* [PROBLEM DETAILS]: Look through the data below. Collect every line where the word "Touring" occurs.

* [INPUT RECORDS]:
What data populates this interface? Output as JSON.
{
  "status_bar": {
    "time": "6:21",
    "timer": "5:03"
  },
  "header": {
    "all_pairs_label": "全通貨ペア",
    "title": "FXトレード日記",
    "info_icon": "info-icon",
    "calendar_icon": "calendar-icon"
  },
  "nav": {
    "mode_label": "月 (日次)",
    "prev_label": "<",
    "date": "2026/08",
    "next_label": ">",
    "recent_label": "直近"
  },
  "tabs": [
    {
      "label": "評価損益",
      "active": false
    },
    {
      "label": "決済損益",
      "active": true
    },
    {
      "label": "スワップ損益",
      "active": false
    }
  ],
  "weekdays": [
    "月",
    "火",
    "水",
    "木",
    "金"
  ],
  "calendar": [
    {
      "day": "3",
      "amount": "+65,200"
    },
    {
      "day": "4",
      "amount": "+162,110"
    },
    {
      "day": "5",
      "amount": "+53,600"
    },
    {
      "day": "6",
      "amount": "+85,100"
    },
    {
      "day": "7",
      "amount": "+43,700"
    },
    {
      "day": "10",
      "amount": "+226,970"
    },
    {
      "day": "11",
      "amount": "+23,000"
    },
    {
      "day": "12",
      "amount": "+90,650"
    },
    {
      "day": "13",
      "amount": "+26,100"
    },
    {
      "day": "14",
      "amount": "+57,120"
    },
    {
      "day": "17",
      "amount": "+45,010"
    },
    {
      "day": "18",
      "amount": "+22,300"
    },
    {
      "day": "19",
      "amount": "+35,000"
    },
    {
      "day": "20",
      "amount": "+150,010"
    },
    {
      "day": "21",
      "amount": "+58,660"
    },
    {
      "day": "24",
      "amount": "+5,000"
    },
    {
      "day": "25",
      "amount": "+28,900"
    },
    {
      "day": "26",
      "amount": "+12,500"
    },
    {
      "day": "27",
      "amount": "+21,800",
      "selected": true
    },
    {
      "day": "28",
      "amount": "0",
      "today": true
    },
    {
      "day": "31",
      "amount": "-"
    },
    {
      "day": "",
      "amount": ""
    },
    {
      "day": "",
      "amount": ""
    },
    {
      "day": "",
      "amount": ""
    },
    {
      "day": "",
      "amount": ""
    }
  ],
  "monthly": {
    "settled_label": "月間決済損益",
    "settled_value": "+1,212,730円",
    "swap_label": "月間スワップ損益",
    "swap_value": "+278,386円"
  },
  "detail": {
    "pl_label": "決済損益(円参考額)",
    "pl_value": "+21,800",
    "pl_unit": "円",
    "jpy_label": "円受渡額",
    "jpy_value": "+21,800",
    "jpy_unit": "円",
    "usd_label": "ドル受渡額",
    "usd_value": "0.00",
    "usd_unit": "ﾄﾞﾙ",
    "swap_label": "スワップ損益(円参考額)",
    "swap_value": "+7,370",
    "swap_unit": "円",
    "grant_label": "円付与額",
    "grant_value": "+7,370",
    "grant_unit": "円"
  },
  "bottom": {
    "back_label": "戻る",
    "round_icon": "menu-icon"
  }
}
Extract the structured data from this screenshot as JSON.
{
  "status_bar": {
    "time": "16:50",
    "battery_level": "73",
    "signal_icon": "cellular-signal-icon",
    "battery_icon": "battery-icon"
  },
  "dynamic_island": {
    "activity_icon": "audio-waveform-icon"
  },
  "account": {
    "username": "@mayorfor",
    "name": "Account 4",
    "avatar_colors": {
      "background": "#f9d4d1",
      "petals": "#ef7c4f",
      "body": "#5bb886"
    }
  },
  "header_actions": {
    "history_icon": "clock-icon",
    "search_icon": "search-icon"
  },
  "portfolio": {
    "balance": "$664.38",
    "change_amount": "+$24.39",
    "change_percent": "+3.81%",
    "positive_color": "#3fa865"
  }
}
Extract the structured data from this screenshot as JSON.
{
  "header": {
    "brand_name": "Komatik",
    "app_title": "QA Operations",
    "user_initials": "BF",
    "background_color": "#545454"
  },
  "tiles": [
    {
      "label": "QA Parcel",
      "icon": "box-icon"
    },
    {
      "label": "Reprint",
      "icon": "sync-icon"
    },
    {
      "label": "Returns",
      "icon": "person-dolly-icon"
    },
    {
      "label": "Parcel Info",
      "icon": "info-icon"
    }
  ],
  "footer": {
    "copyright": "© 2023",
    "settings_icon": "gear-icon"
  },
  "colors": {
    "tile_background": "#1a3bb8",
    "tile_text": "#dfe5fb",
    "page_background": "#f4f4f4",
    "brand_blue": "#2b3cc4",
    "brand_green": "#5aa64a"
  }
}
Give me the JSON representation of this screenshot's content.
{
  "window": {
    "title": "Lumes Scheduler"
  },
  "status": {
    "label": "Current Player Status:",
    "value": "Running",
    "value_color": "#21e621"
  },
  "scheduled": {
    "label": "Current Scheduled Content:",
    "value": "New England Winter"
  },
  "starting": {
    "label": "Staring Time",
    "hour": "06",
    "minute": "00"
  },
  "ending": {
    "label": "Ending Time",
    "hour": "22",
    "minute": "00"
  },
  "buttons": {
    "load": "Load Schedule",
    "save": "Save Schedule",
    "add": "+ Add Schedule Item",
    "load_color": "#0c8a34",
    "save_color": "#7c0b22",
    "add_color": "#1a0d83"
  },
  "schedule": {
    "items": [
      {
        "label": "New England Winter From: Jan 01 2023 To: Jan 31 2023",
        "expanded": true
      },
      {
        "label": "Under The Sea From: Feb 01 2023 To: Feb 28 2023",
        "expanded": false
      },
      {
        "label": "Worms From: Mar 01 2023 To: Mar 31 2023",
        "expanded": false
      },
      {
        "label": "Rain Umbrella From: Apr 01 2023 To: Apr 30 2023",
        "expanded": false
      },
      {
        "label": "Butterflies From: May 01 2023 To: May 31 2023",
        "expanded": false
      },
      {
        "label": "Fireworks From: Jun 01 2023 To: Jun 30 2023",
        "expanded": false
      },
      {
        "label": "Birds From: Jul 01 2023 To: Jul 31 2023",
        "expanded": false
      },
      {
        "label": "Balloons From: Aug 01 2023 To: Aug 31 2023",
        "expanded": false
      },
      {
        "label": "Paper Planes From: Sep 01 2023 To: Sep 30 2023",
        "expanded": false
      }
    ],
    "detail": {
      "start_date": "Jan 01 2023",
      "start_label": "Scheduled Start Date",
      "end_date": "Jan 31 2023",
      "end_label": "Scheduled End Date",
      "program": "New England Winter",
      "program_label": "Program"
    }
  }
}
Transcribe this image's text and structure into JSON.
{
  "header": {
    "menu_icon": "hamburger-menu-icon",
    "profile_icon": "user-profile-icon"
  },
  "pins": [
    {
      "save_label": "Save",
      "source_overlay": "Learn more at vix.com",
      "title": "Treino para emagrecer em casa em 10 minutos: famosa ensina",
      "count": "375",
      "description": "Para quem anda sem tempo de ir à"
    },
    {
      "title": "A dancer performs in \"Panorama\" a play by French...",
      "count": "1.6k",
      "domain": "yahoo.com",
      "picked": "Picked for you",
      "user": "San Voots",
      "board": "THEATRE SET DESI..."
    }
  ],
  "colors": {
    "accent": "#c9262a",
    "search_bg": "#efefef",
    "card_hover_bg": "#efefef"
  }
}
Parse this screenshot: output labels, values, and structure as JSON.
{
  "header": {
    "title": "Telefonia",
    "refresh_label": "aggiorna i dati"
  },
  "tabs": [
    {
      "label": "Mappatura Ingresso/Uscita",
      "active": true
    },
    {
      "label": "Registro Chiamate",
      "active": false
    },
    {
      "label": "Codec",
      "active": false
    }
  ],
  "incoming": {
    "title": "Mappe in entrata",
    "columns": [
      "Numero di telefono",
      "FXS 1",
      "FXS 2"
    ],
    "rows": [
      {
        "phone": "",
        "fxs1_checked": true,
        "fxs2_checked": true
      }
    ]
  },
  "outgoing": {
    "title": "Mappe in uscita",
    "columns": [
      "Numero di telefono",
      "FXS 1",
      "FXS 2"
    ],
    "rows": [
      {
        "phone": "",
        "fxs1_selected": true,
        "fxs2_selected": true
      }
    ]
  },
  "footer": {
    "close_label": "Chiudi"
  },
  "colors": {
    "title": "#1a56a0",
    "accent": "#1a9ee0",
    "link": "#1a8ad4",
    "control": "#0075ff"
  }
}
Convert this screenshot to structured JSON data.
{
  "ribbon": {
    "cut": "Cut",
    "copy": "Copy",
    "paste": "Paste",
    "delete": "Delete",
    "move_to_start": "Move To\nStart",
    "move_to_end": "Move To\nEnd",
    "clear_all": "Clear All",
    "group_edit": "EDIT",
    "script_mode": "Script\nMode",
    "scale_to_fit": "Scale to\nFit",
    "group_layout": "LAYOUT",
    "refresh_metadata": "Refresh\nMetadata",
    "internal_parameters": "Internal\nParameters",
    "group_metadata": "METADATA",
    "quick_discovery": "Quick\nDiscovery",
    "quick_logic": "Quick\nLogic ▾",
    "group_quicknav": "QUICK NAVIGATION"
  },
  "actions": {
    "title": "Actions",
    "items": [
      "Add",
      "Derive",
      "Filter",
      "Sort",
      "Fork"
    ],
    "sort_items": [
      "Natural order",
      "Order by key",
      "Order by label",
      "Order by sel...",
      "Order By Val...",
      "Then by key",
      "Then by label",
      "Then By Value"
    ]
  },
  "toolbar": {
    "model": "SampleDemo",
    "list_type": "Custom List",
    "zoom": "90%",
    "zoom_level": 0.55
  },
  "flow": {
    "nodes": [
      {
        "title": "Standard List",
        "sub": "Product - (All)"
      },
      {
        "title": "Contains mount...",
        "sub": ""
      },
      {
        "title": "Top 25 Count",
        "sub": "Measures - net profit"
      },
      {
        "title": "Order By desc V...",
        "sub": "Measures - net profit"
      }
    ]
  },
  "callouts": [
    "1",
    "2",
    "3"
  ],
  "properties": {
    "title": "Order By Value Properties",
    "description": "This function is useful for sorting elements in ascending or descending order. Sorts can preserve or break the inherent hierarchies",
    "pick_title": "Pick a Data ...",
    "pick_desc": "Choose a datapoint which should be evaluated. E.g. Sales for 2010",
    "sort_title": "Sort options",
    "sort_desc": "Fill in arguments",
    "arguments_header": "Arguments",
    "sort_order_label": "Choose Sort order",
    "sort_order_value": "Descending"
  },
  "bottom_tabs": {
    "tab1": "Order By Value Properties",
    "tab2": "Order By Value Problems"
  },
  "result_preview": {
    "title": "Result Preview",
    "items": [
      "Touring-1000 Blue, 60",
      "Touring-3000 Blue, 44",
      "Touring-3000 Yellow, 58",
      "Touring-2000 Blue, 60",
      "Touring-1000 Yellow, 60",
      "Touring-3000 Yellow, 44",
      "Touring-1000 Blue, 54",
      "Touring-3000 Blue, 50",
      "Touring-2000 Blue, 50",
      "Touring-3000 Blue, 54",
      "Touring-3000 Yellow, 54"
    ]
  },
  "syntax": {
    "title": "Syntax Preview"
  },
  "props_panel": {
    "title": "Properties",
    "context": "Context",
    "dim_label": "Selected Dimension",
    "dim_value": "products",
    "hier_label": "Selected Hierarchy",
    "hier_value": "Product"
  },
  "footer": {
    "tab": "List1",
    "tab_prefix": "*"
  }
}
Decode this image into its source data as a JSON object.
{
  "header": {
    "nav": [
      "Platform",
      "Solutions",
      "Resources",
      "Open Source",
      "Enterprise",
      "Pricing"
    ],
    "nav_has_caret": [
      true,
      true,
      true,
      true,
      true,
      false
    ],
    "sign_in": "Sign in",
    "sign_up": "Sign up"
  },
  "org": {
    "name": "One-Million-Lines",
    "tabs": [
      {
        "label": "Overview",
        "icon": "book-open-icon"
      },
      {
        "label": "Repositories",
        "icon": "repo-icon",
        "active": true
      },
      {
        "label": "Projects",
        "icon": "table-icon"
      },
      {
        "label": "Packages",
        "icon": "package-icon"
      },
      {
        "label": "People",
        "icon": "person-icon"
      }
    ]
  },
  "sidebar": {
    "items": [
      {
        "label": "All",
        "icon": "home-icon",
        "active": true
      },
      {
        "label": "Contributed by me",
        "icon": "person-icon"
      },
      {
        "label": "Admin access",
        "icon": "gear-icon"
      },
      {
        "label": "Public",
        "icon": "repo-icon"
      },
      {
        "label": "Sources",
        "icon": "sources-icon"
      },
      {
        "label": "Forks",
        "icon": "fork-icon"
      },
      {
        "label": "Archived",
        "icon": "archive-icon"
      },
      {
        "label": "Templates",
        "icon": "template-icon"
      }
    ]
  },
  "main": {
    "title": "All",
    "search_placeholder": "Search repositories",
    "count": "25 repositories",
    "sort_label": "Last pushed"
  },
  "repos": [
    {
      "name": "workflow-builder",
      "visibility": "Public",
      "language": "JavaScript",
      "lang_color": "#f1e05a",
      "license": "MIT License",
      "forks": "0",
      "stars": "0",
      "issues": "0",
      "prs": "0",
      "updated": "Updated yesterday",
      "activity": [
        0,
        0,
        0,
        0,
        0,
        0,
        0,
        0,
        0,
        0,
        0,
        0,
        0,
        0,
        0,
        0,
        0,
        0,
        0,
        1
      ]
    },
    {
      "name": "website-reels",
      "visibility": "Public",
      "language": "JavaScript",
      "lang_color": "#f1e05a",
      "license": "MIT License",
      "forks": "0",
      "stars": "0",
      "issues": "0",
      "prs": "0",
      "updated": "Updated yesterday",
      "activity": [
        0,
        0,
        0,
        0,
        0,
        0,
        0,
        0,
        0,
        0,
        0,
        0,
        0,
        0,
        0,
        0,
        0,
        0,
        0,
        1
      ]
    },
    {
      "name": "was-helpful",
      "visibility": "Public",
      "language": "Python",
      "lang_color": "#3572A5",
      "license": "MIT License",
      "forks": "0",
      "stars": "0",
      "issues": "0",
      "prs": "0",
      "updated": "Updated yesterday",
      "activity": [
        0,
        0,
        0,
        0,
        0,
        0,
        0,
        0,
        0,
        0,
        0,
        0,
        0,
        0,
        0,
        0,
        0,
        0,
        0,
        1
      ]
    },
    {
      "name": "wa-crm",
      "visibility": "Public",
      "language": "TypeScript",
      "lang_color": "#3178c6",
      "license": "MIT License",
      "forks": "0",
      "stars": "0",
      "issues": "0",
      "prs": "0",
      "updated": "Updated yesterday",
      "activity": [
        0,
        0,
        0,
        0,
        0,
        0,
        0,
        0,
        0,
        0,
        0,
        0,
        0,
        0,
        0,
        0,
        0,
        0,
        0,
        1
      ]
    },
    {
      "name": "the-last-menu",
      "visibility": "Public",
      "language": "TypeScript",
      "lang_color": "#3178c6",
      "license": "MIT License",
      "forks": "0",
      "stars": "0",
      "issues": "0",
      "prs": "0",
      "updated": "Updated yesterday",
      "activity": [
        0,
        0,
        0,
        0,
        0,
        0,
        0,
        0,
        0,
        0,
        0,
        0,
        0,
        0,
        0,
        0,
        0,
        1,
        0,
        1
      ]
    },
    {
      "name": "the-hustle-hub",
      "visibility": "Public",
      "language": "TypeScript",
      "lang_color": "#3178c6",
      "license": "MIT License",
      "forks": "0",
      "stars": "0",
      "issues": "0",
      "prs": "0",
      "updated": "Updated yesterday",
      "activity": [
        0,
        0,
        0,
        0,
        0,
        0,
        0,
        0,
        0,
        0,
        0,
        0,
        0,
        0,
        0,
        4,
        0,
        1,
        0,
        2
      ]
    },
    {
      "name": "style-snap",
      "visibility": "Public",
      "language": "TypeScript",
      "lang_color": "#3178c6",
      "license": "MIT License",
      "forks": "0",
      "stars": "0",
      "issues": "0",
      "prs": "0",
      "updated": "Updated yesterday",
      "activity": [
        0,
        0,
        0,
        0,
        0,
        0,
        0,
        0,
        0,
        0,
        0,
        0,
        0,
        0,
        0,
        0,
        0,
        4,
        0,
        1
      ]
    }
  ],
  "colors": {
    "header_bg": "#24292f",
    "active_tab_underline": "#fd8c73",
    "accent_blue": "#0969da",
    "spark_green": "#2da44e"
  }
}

* [TASK OUTPUT]:
      "Touring-1000 Blue, 60",
      "Touring-3000 Blue, 44",
      "Touring-3000 Yellow, 58",
      "Touring-2000 Blue, 60",
      "Touring-1000 Yellow, 60",
      "Touring-3000 Yellow, 44",
      "Touring-1000 Blue, 54",
      "Touring-3000 Blue, 50",
      "Touring-2000 Blue, 50",
      "Touring-3000 Blue, 54",
      "Touring-3000 Yellow, 54"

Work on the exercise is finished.